The Marblehead DECA program is preparing to send four state champions to compete in the International Career Development Conference (ICDC) in Orlando, Florida next month.
At ICDC, more than 22,000 high school students from across the U.S. and other countries will compete to take cluster exams and role-play at the international level. It is a major competition for DECA, an international student association focused on developing emerging entrepreneurs and business leaders.
“Whether it’s knowing how to present yourself in a professional business environment or learning how to think on your feet and speak with confidence, I believe DECA teaches important skills early on, giving you a competitive edge in your career as it prepares you to go into an adult business environment with confidence and knowledge,” said Maddie Cole, a Marblehead High School (MHS) student and state champion.
Students from Marblehead DECA became state champions at the State Career Development Conference (SCDC) this year.
Anthony Vizy, a sophomore at MHS, said being a DECA member has provided him with real-world experience.
“I am very happy that I chose to join DECA and I look forward to pursuing a career in business,” said Vizy.
To prepare for the international competition, students are reviewing the role-play, presentation, and quiz bowl practices they used to prepare for district and state competitions.
“There isn’t much time between states and internationals. Now the students are self-studying the material in their respective competitive areas and taking practice tests through the DECA+ website,” said Janice Skalaban, MHS business teacher and DECA advisor.
“Through DECA, students acquire skills in critical thinking, problem-solving, collaboration, communication, public speaking, and creativity,” she added.
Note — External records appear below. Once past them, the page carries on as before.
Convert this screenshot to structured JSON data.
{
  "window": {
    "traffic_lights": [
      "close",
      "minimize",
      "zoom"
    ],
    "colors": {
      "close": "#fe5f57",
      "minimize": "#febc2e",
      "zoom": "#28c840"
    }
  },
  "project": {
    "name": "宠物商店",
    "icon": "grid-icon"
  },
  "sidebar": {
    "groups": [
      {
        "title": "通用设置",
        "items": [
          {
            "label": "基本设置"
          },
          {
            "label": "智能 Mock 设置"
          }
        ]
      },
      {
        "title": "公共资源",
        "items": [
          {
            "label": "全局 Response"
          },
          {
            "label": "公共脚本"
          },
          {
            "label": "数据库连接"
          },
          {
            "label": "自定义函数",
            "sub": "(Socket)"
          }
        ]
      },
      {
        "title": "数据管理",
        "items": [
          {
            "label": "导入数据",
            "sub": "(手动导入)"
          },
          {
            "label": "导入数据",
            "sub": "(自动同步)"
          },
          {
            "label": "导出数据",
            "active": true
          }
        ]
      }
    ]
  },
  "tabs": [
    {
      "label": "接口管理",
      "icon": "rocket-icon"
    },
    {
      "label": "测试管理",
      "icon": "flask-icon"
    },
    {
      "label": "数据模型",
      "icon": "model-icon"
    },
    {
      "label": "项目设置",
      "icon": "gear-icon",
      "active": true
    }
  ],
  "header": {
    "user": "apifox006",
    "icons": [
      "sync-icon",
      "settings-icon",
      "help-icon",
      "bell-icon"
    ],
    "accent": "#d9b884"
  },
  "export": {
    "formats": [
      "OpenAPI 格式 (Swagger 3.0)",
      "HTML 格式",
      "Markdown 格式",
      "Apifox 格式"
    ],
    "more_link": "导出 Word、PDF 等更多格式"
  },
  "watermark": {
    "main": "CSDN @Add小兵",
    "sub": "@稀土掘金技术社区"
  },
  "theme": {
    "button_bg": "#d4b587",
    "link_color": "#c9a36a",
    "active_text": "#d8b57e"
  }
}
To join MHS DECA, students must take at least one business course in high school. They may join DECA if they are enrolled in a class during their current year, even if the course doesn’t run until the second semester.
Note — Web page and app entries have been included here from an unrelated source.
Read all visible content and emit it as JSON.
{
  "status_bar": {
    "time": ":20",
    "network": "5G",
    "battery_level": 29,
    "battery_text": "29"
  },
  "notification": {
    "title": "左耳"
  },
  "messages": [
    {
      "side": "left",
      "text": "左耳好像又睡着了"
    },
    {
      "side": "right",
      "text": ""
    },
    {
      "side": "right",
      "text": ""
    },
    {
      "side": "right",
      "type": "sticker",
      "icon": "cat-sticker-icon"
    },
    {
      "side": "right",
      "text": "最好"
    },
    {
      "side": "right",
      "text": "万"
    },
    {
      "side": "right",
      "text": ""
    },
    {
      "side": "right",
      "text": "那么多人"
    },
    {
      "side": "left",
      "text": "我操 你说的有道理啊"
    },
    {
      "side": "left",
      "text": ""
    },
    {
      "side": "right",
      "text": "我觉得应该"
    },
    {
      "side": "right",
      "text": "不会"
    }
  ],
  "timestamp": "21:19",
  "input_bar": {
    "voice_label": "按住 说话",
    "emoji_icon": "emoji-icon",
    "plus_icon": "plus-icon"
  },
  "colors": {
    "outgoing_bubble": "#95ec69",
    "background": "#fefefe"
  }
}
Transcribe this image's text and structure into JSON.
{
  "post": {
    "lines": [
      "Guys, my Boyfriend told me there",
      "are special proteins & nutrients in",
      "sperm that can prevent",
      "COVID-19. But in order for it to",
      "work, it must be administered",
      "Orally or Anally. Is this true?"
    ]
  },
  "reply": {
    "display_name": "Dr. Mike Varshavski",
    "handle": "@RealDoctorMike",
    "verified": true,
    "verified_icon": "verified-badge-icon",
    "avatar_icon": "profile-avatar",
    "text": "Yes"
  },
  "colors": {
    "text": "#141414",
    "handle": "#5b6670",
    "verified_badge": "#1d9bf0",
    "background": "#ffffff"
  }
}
“That year, I was really worried that I wouldn’t perform well at states and internationals, but I was state champion and an international finalist, so that felt really great because I had been really worried before and I was sad I had missed out my freshman year,” said Cole.
The most gratifying experience for Cole was placing within the top 10 internationally at ICDC last year. At ICDC, there are three rounds of competition: a 100-question test, two initial role-plays, and a final role-play for the top 20 finalists.
To make things more difficult, the category Cole chose was one of the largest. After going through all of that work, Cole felt gratified to get called up in front of over 20,000 people to receive a medal for placing so high.
“It was amazing to see all of that hard work pay off in such a tangible way, and it provided me with an experience I’ll never forget,” Cole said. “While I was proud of getting top 10, It also motivated me to push for more.”
Cole said she is extremely competitive, which leads her to constantly try to achieve more. She said her goal this year is to place in the top three.
For Olivia Goldwater, one of the state champions competing at ICDC from April 22-25, being a member of the DECA program has been one of the most beneficial experiences in her high school years.
“Even if we don’t win internationals, I think just competing at DECA at any level is going to be super beneficial in my career,” Goldwater said. “DECA forces you to think on your feet and adapt to any scenario thrown at you while having to keep it together. There have been tons of times when I didn’t know exactly what I was doing but managed to push through and try to find an alternative solution.”
Goldwater added that DECA had significantly improved her public speaking ability. She said that even for those who are not interested in pursuing a business career, DECA is a very beneficial high school activity.
Over 3,366 students, advisors, and chaperones attended the three-day SCDC. 200 volunteer judges read business reports online or evaluated students in person. There were 20 exhibitors from colleges, DECA partners, vendors, and volunteer workshop presenters, including female entrepreneurs, former DECA members, Ted Talk speakers, financial experts, and a professor from the Massachusetts Institute of Technology.
“The most difficult experience about DECA has been the anxiety that leads up to your event. When we are waiting to go into our prep time and role-play, the nerves are very high, as we do not know what to expect,” said Arielle Kahn, an MHS student and state champion. “The most gratifying experience about DECA is winning. It is such a good feeling knowing that all the hard work that you put in paid off in the end.”
Skalaban decided to start the DECA chapter at MHS to generate more interest in business subjects and provide unique learning opportunities for her students. She said the downside is that DECA is very expensive.
Each student pays dues to join Marblehead DECA, but Friends of Marblehead Public Schools is its biggest supporter. Skalaban said Marblehead DECA has used the funds of the Friends Grant to pay part of the registration fees for students.
“There is a limit of three years on the Friends Grant. I applied for one next year, which will be the final year that we are eligible,” said Skalaban. “Local businesses have helped by donating through our Business Partnership Fundraiser. Other fundraisers have taken down the amount we need for hotels, airfare, and shuttle services. The rest of the money needed is provided by the parents.”